Just as you hold a story about yourself, you hold assessments about others. This is a human thing – to create assessments about others as a shortcut to interaction. Notice that when you are in a leadership role, your assessments matter a great deal more than if you are merely a coworker.
The theory of expectations affects the performance of the people on your team. If you expect Sally will always make errors or that Johnny will always have a creative idea, you will tend to reinforce that belief through how you react to them. With Sally it will be “Oh, here we go again!” which will breed a mood of anxiety for both of you in your conversations. Meanwhile, you’re more likely to overlook Johnny’s issues yet leap on his every idea because “he’s so creative!”
The most powerful thing you can do as a leader is get to know your people more deeply. Learn who they are behind the superficial. Find out what makes them tick, what turns them on, what gets in their way. The more you know, the more you’ll notice that EVERY person on your team has things they do well and things at which they struggle. Then you can coach them to improve or reallocate work so you’re not expecting something they cannot deliver.

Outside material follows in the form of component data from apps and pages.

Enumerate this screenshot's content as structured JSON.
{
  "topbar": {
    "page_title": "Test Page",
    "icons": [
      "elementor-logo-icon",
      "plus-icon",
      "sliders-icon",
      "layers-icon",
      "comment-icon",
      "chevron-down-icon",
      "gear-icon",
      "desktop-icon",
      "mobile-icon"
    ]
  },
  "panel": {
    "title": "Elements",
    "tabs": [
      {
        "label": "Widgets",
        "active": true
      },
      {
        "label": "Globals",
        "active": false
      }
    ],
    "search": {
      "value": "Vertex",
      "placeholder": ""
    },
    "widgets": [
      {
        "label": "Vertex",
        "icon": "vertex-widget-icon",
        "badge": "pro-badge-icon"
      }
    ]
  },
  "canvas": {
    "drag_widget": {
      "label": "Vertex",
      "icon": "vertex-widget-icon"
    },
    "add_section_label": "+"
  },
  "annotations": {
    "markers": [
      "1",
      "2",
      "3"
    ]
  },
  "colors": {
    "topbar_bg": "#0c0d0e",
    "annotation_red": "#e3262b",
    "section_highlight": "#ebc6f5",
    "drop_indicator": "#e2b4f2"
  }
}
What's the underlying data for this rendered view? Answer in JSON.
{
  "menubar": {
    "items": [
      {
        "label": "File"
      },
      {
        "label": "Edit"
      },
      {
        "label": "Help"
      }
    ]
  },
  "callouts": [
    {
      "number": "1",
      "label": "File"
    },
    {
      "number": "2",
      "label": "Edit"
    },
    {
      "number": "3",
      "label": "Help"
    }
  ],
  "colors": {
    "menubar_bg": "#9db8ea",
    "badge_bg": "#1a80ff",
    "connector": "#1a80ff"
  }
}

Then consciously change your story. Expect the best of everyone, according to their strengths, and prepare to be amazed at what people can deliver when they are not stuck in the story you’ve created about them.
Create Connections. Lead Well. Be Happy.
Remember, Leadership is not about a title: Anyone can be a Leader who purposely creates and holds positive stories and expectations about others to support their growth and learning.